Price: 5GB Free, 1TB for £11 per user per month
Like Dropbox, SkyDrive and Google Drive, Box.Net has a free option with 5GB of storage space, but this comes with limitations, including a 100MB limit for individual files and a lack of synchronisation features. Step up to the premium Box for Business plan, however, and it becomes a much more attractive proposition. Your company gets a generous 1TB of storage space that can be shared between three and 500 users, the 100MB limit goes up to 2GB, and the Box Sync applet enables synchronisation between a My Box Files folder across multiple PCs.
However, Box.net is more than a me-too product. The Business Plan comes with a comprehensive admin panel that allows you to add and remove users, assign rights to specific folders and monitor file uploads, downloads and changes. Files and folders can be shared with other Box users by inviting them to collaborate, or with non-Box users through an email link. Once you have collaborators, it’s easy for everyone to comment on files, and even assign tasks and deadlines to their colleagues. In a way, Box.net is becoming less a cloud storage service and more a cloud-based workflow tool.
Other useful features include versioning with a full version history, the ability to lock files against further versions or editing, and mobile apps for iOS, Android, Windows Phone and Blackberry, allowing you to view and comment on files while on the move. What’s more, plug-in apps mean Box can integrate with Microsoft Office or Google Apps, so that you can save files to and from Box.net from within the relevant Office suites. You won’t find the integration quite as slick as with SkyDrive and Google Drive, respectively, but at least you’re not tied into one system. Beyond this, a wide array of third-party applications can be configured to work direct with Box.net.

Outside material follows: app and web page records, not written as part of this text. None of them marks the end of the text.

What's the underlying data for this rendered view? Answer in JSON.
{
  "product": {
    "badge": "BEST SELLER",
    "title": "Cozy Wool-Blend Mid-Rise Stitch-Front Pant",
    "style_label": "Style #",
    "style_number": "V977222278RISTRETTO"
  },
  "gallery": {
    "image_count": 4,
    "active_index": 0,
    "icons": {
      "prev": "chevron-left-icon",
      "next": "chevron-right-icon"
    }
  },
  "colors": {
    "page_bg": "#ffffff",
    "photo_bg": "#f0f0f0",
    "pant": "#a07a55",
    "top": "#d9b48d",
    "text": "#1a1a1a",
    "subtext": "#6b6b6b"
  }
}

With the Business plan, Box.net is a strong cloud storage service. The Web-based interface is easy to use, there are plenty of security options, including SSL encrypted transfers, and – unlike rival services – files are encrypted while at rest. In our tests the sync and sharing features worked seamlessly. Speeds are also good with 511MB of files uploading within two hours and downloading to a second PC in just 18 minutes and 36 seconds. Files edited on one machine synced between the two in under 1 minute and 18 seconds.

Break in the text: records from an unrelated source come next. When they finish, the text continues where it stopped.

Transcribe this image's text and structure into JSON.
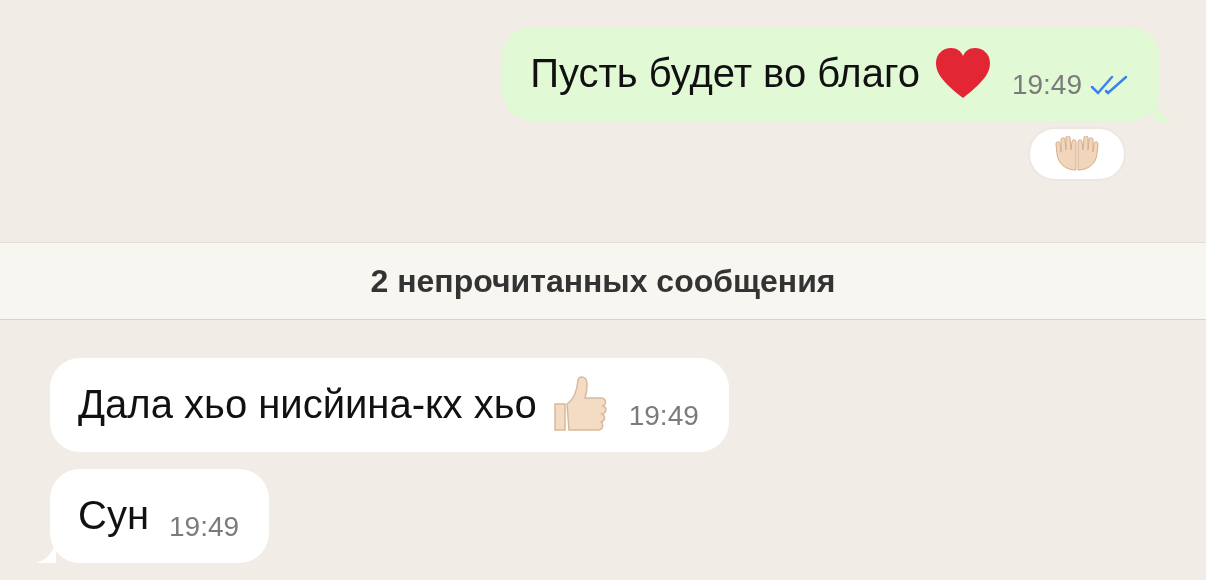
{
  "messages": [
    {
      "kind": "outgoing",
      "text": "Пусть будет во благо",
      "time": "19:49",
      "read": true,
      "reacted": true
    },
    {
      "kind": "banner",
      "text": "2 непрочитанных сообщения"
    },
    {
      "kind": "incoming",
      "text": "Дала хьо нисйина-кх хьо",
      "time": "19:49",
      "tail": false
    },
    {
      "kind": "incoming",
      "text": "Сун",
      "time": "19:49",
      "tail": true
    }
  ]
}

The biggest issue is the price. Box.net for Business costs £11.99 per user per month, which is expensive in comparison to the Microsoft, Dropbox and Google options. The file preview features also don’t work quite as well as Microsoft or Google’s, with some Office documents refusing to display in Firefox but showing up fine in Internet Explorer. Box.net is well worth considering for its advanced administration and collaboration features, but it’s not as quick and intuitive as Dropbox or as effectively tied into Windows and Office as SkyDrive – nor as easily affordable.
Ease of Use: 4
Value for Money: 4